    Maybe part of it is you had to be there at the time, but I can't really say since I still play this game and still love it so it has to be more then nostalgia for me.

    If you look at Mega Man as a franchise it doesn't seem that special. Most of the games are mediocre. But Mega Man 2 always is listed as one of the best games. One thing that every latches on to is the music. Its hard not hear that they are fairly catchy tunes and really push the NES's sound capabilites.

    The other thing that made the game so great and addicitive was the customization. In Sonic you go from level to level and Sonic is the same in gameplay from the first level to the last (Not to say Sonic isn't a kick ass game it is an upcoming article). In Mega Man every boss you beat you get his weapon. This brings new abilites and changes the way you can play the game. Mega Man is fairly weak to start off with but at the end he has 8 new weapons at his disposal along with 3 other gadgets. There is a sense of character growth that was unlike many other games. Sure in a lot of games you get power ups but they are temporary. In Mega Man they are permenant additions to the game.

    Thats the way I feel though.

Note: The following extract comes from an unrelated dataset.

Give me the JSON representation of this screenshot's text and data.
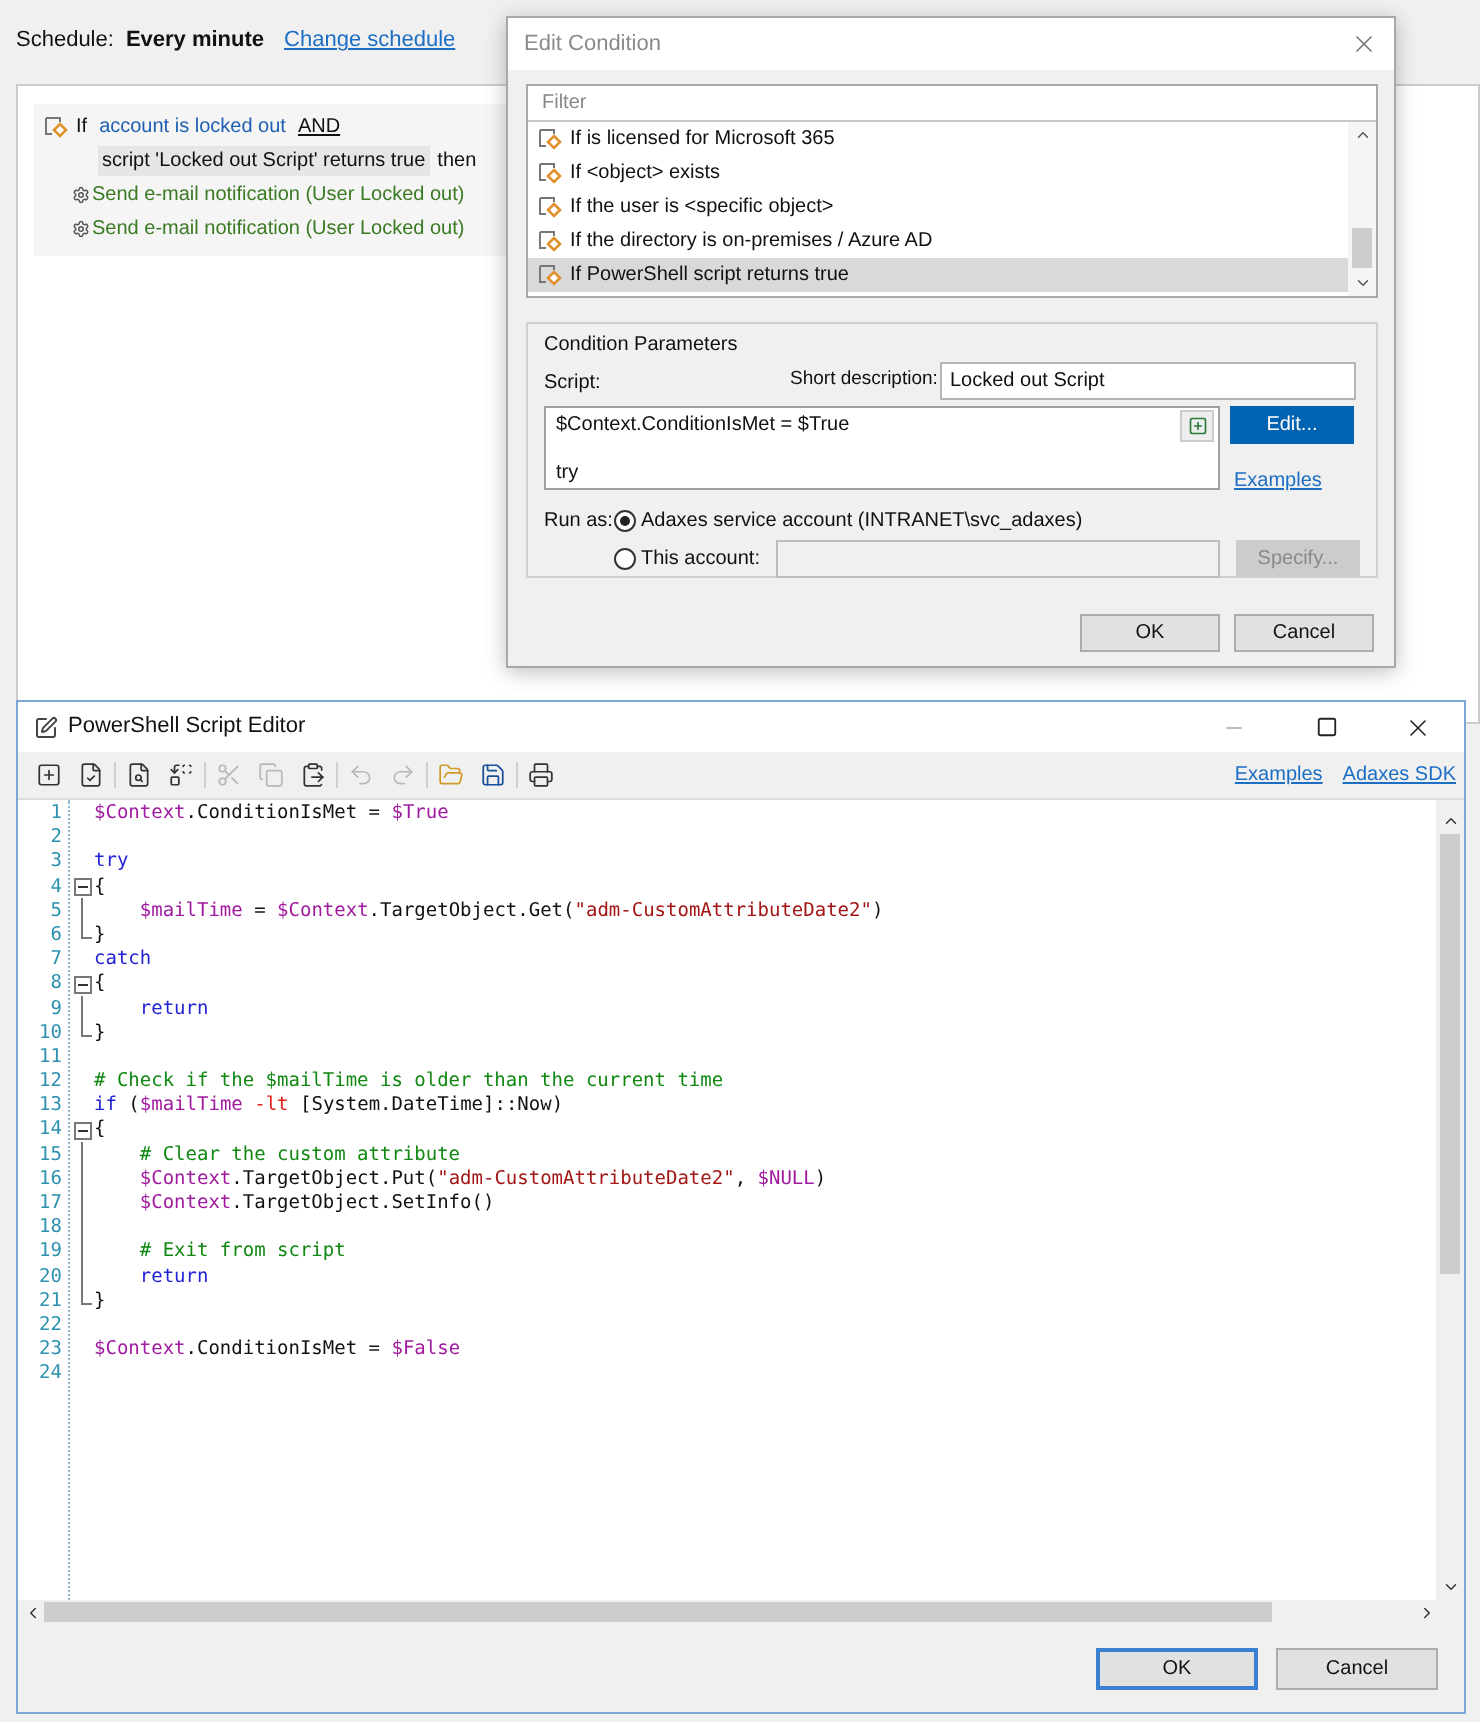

    Rohit I have a question for you what Sega Master System and Genisis games do you remember fondly? I can track some down and play them if I haven't yet (In Japan it is very easy to get your hands on old hardware and games). Even though I played a lot of Sega I never owned a system and was limited to what my friend had. Your input would be appreciated.

  4. Actually those aspects of Mega Man 2 do make it amazing. The side scroller games of old used to be the same character always. I can't really remember any other games like Mega Man 2 that did have skill development and the freedom to choose how you want to beat the game.


  5. I'm not sure how much help I can be with the Sega games because my taste in games was very limited as a child. I pretty much only played the most popular games. I loved the Sonic series. I had Sonic 2 & Sonic and Knuckles. I still have the Mega Drive system and the special thing about that Knuckles game was that you could attach other previous Sonic games to the Knuckles cartridge and play as Knuckles in the old games like Sonic 2. I don't know if it's a collector item but I still find that pretty cool. I loved the Mortal Kombat series. More than Street Fighter, that was all us gulf kids game of choice. Mortal Kombat 2 of course was the best one. I own MK 3 though. Some other ones I liked was the Shinobi series. Shinobi 3 was a great game. I liked the Streets of Rage series. It was like a Double Dragon type game only better. Streets of Rage 2 is the best in the series. There's also the classic NBA Jam. I loved that game. Another good NBA game was NBA live 95. Ecco the Dolphin was another great one. I even like Castle of Illusion starring Mickey Mouse. There was something really fun about that game. I was also a lot into wrestling as a kid and loved Wrestlemania (the game). The only ones I can think of that you maybe haven't played might be Golden Axe and Skitchin'. Golden Axe is a pretty good button masher. Skichin' was actually a pretty ingenious game. You had to race but with rollerblades. You had to go around the city and make it to the finish line and do tricks along the way too. I think you could even grab onto cars (but i'm not totally sure about that). Skitchin' is definitely one of those outside of the box games that was a lot of fun. I hope I helped though I have a feeling I didn't....haha